We examined more than 2,800 human and animal sera for antibodies to four serogroups of Legionella pneumophila by using the microagglutination test. Antibody titers of ≥1:64 were considered positive. The occurrence of positive equine sera (31.4%) was significantly higher than the occurrence of positive sera in cattle (5.1%), swine (2.9%), sheep (1.9%), dogs (1.9%), goats (0.5%), wildlife (0%), and humans (0.4%). The highest titer measured in horses was 1:512. The occurrence of positive sera in horses was related directly to age. In horses ≤1,2 to 3, 4 to 7, 8 to 12, and ≥13 years old,the percentages of positive sera were 0, 10.1, 30.3, 4.9 and 58.1%, respectively. When we compared age-specific serogroup-specific rates in horses from Colorado and Pennsylvania, we found differences. With horses 8 to 12 and ≥13 years old, there was a significantly higher (P<0.05) occurrence of sera that reacted to serogroups II and III in horses from Pennsylvania. Of 242 positive sera, 43.8% reacted to a single serogroup (serogroup III or I most commonly), and 56.2% reacted to multiple serogroups (serogroups II and III or serogroups I, II, and III most commonly). A high percentage of seropositive horses suggested that horses are commonly infected with L. pneumophila or related organisms, and the age-specific rates of occurrence indicate that infection was related directly to duration of exposure.

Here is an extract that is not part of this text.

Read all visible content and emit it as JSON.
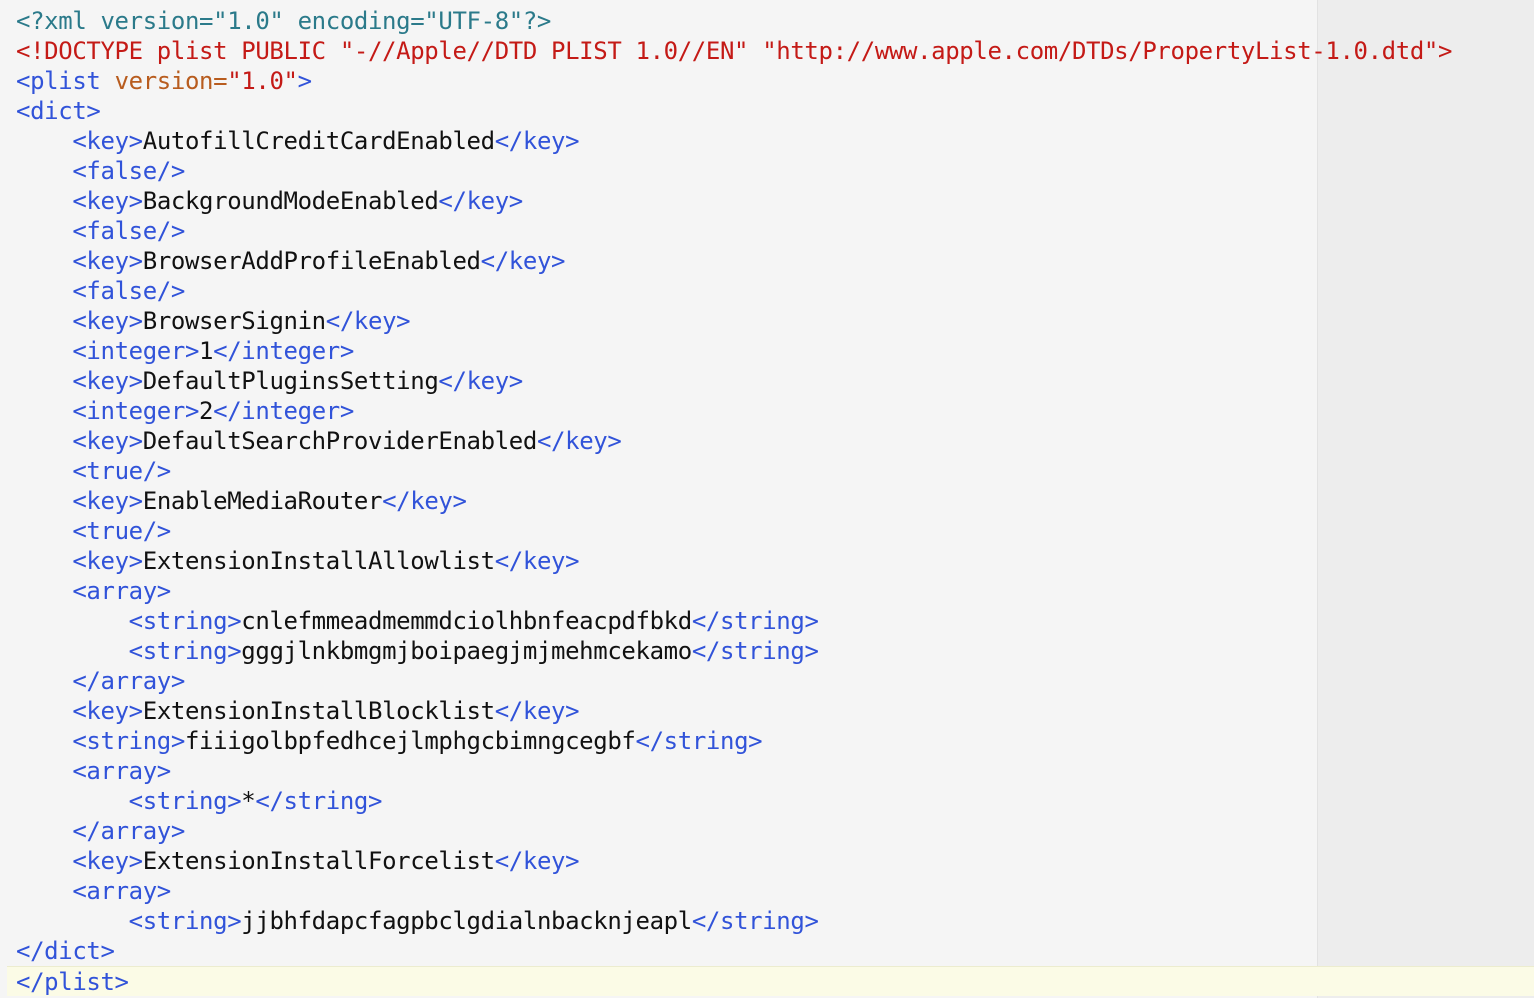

A definitive demonstration of equinine infection will depend on isolation of the agent and repetition of this serological study with antigens obtained from organisms isolated from horses.
All Science Journal Classification (ASJC) codes
- Microbiology (medical)